An error shall be charged whenever a fair ball placed in Category (3) pursuant to rule 10.05 fails to produce an out, or for each misplay (fumble, muff or wild throw) which prolongs the time at bat of a batter
WILD PITCHES_PASSED BALLS_BLOCKS

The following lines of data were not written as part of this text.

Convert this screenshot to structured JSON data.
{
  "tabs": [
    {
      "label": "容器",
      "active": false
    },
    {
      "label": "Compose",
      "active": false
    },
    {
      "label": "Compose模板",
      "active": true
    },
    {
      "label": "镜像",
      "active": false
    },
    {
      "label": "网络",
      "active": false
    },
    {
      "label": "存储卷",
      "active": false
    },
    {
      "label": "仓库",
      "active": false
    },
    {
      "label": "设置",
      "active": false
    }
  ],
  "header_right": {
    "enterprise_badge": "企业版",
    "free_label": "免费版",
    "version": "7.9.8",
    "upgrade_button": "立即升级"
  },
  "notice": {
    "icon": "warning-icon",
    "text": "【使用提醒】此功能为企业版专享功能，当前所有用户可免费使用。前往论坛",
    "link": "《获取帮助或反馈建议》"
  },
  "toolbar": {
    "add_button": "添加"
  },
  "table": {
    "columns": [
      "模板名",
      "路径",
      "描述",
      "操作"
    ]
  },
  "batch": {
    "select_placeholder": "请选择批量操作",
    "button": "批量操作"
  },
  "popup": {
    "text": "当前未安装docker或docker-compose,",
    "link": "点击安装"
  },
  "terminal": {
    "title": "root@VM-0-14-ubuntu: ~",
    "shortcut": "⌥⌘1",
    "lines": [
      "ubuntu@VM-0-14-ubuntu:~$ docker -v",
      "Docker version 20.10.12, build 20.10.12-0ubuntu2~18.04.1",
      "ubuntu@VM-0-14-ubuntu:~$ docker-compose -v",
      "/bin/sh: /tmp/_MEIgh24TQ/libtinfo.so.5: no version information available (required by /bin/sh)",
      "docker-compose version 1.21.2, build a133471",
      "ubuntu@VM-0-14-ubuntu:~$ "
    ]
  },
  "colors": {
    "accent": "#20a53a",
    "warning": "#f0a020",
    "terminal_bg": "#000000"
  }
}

(a) A wild pitch shall be charged when a legally delivered ball is so high, or so wide, or so low that the catcher does not stop and control the ball by ordinary effort, thereby permitting a runner or runners to advance. (1) A wild pitch shall be charged when a legally delivered ball touches the ground before reaching home plate and is not handled by the catcher, permitting a runner or runners to advance. (b) A catcher shall be charged with a passed ball when he fails to hold or to control a legally pitched ball which should have been held or controlled with ordinary effort, thereby permitting a runner or runners to advance. A catcher shall be credited with a block any time runners are on base and a legally delivered ball (a) contacts the ground before contacting the catcher, or (b) catching the ball requires that the catcher swiftly leave a crouch, or (c) catching the ball requires that the catcher leave their feet, or(d) catching the ball requires other extreme effort by the catcher, and the runners do not advance.